Little Wounds is where the illustrator Daphne Deitchman share's her cute, yet dark work. She self-describes her art as, "A celebration of the beginning and the end of life." Read her interview and see her work below:

HS: When did you start incorporating death and decomposition into your artwork? 

DD: I began incorporating death around 2013, in college, although I've been fascinated by death ever since I can remember. I started incorporating decomposition at the end of 2015, after my pet rat died (a small but devastating death). I buried him in a little eucalyptus forest. I wanted to make his death as beautiful and loving as possible, and I ended up feeling a lot of anxiety about what was going to happen to his body. I had an urge to preserve him, but it's all part of the life cycle for our bodies to decay and feed future life. I find that really amazing and beautiful. And it helped me accept the loss. Since then I've been incorporating decomposition into my artwork as well.


HS: What about those subjects piqued your interested?

DD: I think the fact that death is the ultimate unknown makes it very interesting. We will all experience death, we will all lose family and friends. Just like taking a breath, all human life (and animal life) endures it. I think many people do not want to accept that our lives will end someday (I can relate), but knowing life in impermanent makes it so much sweeter. I noted some of my interest in decomposition above. I also love science, so decomposition is just super great to study.

HS: Why do you juxtapose the darkness of decomposition, death, and unborn animals with cuteness?

DD: I use cuteness to disarm the morbid subject matter, to help bring people into a place where they can experience death in a manageable and ideally positive way. I sometimes wonder if it reflects my own inability to fully look at death for what it is, but it's all part of the journey. My work may trend more towards the grotesque as I keep at it haha. And as for unborn animals, I actually just find them adorable.

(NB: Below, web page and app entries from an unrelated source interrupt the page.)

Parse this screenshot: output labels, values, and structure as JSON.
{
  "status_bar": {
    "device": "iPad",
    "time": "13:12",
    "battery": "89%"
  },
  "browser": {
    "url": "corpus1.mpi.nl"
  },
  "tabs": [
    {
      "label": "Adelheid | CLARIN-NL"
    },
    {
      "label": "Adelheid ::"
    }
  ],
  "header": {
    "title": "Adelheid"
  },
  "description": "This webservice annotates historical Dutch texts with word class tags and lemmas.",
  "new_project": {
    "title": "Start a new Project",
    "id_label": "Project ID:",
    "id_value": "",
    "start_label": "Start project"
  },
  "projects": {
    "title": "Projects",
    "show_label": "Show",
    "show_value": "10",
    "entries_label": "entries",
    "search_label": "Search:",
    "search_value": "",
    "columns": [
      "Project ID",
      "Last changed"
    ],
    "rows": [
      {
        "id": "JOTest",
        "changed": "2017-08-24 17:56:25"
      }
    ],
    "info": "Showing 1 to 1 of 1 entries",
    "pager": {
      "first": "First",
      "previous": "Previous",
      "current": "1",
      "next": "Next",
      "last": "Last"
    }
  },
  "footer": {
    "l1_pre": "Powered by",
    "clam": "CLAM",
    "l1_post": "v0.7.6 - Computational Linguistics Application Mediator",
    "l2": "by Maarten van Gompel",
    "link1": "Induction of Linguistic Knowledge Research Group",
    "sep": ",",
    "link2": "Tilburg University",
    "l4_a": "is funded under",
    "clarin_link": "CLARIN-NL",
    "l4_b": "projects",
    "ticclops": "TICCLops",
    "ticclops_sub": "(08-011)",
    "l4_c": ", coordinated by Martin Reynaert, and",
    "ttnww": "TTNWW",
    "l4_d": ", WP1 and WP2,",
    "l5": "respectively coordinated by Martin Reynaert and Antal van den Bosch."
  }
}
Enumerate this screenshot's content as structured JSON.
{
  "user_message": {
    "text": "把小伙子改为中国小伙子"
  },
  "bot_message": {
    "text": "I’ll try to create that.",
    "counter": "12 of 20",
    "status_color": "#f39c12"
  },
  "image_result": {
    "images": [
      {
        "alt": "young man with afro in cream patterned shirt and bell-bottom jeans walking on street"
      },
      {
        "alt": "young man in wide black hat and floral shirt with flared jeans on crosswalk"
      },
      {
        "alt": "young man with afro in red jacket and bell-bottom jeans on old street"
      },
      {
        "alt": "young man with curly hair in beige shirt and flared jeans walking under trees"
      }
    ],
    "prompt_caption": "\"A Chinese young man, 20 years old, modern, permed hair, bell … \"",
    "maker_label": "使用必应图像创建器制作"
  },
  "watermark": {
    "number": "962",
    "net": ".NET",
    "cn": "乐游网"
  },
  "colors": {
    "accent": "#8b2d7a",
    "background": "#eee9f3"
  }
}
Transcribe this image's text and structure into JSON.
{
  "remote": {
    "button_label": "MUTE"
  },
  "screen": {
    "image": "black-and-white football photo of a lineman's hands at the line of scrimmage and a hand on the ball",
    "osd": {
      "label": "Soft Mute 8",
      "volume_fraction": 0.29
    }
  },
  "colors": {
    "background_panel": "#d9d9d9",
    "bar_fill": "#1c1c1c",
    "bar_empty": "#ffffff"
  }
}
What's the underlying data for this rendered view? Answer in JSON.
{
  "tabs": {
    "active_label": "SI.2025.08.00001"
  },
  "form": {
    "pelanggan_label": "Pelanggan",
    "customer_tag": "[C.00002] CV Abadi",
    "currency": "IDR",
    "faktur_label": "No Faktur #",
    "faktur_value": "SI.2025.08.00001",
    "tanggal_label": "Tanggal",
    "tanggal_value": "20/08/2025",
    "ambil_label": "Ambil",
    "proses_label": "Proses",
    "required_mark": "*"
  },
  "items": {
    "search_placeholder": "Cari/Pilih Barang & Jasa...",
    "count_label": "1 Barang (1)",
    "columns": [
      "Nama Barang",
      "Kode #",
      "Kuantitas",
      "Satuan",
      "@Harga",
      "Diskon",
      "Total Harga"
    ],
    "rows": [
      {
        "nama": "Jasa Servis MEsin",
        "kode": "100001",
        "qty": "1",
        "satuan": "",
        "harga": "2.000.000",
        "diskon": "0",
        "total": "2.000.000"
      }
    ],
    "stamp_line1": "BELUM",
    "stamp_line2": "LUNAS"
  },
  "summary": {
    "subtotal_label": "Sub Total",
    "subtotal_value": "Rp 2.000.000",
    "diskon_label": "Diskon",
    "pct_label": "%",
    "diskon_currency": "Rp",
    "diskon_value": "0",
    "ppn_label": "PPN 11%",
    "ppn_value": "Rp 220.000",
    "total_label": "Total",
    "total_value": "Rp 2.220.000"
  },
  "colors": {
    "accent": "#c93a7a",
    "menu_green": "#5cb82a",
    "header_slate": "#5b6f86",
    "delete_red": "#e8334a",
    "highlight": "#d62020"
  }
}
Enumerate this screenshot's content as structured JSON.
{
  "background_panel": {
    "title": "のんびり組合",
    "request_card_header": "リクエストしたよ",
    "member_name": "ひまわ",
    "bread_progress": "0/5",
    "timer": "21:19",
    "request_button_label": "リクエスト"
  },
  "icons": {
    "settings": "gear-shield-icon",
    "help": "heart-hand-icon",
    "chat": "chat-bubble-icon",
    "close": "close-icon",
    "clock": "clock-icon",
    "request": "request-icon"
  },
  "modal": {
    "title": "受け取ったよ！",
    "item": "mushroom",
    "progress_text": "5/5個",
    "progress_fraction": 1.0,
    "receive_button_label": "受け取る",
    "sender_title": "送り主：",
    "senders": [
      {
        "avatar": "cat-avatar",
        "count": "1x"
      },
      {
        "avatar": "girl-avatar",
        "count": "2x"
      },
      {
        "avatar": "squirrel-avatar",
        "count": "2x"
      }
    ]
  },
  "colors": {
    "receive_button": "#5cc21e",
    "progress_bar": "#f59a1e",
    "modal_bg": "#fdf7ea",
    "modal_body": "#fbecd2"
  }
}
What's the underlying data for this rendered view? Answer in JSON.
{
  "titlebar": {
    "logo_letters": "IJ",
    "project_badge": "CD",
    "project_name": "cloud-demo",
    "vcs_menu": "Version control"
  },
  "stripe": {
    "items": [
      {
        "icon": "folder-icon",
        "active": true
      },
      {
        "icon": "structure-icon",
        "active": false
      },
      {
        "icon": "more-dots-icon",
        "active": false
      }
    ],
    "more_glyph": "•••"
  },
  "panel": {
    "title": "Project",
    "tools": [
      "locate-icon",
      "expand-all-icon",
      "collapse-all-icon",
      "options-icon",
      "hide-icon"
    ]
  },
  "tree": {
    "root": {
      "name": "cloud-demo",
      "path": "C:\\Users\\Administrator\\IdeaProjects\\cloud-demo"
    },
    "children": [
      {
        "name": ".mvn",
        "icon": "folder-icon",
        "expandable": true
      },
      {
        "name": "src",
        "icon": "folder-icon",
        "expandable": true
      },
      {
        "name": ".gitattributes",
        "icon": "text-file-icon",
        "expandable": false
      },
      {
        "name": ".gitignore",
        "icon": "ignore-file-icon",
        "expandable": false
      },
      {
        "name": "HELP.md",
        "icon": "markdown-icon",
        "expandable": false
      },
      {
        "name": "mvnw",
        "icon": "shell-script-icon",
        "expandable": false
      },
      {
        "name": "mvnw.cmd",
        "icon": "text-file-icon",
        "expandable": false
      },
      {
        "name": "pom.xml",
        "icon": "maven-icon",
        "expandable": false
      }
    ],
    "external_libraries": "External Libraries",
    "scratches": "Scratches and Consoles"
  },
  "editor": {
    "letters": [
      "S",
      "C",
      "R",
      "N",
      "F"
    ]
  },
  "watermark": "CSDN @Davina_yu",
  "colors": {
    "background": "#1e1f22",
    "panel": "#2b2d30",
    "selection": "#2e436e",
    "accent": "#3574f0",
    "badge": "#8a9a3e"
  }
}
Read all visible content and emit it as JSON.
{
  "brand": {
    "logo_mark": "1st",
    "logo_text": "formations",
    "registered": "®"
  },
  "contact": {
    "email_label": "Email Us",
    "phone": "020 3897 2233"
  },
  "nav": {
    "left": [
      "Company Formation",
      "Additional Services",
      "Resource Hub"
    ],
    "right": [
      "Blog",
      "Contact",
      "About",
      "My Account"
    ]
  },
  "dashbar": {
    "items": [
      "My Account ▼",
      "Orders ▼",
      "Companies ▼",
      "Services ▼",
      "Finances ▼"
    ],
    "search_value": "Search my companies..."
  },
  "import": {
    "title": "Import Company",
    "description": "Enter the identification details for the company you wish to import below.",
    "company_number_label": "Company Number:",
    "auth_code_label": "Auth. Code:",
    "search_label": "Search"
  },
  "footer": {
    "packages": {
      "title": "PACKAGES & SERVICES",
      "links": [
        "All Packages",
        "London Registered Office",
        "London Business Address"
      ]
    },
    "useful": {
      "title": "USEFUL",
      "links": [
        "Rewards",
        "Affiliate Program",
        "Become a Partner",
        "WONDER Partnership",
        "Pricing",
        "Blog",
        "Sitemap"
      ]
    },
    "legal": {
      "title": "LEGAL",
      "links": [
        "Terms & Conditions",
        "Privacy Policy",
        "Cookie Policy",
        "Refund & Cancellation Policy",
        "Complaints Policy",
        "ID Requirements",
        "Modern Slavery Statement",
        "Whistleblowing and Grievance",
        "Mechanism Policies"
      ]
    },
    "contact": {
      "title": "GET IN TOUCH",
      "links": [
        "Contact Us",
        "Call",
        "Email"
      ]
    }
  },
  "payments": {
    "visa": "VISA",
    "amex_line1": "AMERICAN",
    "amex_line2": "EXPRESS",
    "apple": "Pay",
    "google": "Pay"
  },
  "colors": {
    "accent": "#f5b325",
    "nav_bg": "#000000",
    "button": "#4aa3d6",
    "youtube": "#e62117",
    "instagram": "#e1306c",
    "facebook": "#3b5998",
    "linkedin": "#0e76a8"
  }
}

HS: What inspired you to draw the presidential candidates decomposing?

DD: This was such a fun project!! I struggled to find interest in the election, so this series was a way to connect with such an important current event. I just find politics to be frustrating. Super powerful people pining to be elected to be even more powerful; it's sickening. But, these people are all going to have the same end that we all inevitably do. No man is more powerful than death. So that's where that began. This was also an opportunity to study different symbols of death, such as monarchs and poppies. I also knew that there could only be one candidate elected, so depicting them dying would be a good metaphor for their defeat. 

HS: What is the significance of animal fetuses in your work?

DD: I am drawn to animal fetuses for so many reasons. Firstly, because they seem impossible. I truly don't know how such a delicate thing could grow into what we know of as animals. Secondly, I love thinking about the sides of life that we don't consciously experience. Just like death, so much is unknown about birth and consciousness. When does our consciousness form? How does it form? How are these cells pulled together just right to form a cow? Thirdly, I think they are beautiful, and I want to show others that beauty. 

Check out more of Daphne's work on her Instagram page and make sure to visit her shop where you can buy prints of her work and lapel pins.